> [Directions for this task]: What you return must match every record word for word.
--------------------------------------------------
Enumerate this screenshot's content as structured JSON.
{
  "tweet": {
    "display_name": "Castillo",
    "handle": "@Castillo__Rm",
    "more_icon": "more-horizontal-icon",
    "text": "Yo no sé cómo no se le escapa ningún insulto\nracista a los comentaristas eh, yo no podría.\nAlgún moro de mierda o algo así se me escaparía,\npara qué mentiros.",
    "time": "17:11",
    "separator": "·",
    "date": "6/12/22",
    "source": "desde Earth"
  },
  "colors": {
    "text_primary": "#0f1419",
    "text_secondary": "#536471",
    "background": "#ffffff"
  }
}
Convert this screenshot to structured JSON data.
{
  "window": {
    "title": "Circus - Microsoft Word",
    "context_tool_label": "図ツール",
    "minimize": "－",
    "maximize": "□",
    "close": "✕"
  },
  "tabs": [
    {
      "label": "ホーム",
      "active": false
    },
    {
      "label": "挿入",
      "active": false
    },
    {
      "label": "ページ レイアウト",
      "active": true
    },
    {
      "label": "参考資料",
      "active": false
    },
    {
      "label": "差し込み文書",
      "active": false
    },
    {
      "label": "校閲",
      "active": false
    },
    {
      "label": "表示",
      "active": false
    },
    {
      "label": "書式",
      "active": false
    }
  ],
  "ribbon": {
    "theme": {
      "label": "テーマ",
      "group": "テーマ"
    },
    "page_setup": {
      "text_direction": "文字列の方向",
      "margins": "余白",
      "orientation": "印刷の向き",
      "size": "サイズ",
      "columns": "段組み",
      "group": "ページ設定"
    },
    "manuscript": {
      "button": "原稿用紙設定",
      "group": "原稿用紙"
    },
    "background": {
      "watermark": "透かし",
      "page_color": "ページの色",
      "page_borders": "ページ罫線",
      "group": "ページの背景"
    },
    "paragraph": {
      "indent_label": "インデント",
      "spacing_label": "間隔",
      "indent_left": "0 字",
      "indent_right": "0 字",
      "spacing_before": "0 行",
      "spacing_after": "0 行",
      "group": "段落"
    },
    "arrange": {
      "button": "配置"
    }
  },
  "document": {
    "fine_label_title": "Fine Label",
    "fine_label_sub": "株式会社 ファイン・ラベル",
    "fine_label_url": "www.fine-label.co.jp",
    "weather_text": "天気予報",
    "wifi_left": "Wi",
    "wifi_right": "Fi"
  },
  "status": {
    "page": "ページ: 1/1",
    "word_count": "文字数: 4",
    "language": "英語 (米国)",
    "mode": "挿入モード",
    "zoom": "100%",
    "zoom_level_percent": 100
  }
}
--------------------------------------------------
> [Response for this exercise]:
Enumerate this screenshot's content as structured JSON.
{
  "tweet": {
    "display_name": "Castillo",
    "handle": "@Castillo__Rm",
    "more_icon": "more-horizontal-icon",
    "text": "Yo no sé cómo no se le escapa ningún insulto\nracista a los comentaristas eh, yo no podría.\nAlgún moro de mierda o algo así se me escaparía,\npara qué mentiros.",
    "time": "17:11",
    "separator": "·",
    "date": "6/12/22",
    "source": "desde Earth"
  },
  "colors": {
    "text_primary": "#0f1419",
    "text_secondary": "#536471",
    "background": "#ffffff"
  }
}
Convert this screenshot to structured JSON data.
{
  "window": {
    "title": "Circus - Microsoft Word",
    "context_tool_label": "図ツール",
    "minimize": "－",
    "maximize": "□",
    "close": "✕"
  },
  "tabs": [
    {
      "label": "ホーム",
      "active": false
    },
    {
      "label": "挿入",
      "active": false
    },
    {
      "label": "ページ レイアウト",
      "active": true
    },
    {
      "label": "参考資料",
      "active": false
    },
    {
      "label": "差し込み文書",
      "active": false
    },
    {
      "label": "校閲",
      "active": false
    },
    {
      "label": "表示",
      "active": false
    },
    {
      "label": "書式",
      "active": false
    }
  ],
  "ribbon": {
    "theme": {
      "label": "テーマ",
      "group": "テーマ"
    },
    "page_setup": {
      "text_direction": "文字列の方向",
      "margins": "余白",
      "orientation": "印刷の向き",
      "size": "サイズ",
      "columns": "段組み",
      "group": "ページ設定"
    },
    "manuscript": {
      "button": "原稿用紙設定",
      "group": "原稿用紙"
    },
    "background": {
      "watermark": "透かし",
      "page_color": "ページの色",
      "page_borders": "ページ罫線",
      "group": "ページの背景"
    },
    "paragraph": {
      "indent_label": "インデント",
      "spacing_label": "間隔",
      "indent_left": "0 字",
      "indent_right": "0 字",
      "spacing_before": "0 行",
      "spacing_after": "0 行",
      "group": "段落"
    },
    "arrange": {
      "button": "配置"
    }
  },
  "document": {
    "fine_label_title": "Fine Label",
    "fine_label_sub": "株式会社 ファイン・ラベル",
    "fine_label_url": "www.fine-label.co.jp",
    "weather_text": "天気予報",
    "wifi_left": "Wi",
    "wifi_right": "Fi"
  },
  "status": {
    "page": "ページ: 1/1",
    "word_count": "文字数: 4",
    "language": "英語 (米国)",
    "mode": "挿入モード",
    "zoom": "100%",
    "zoom_level_percent": 100
  }
}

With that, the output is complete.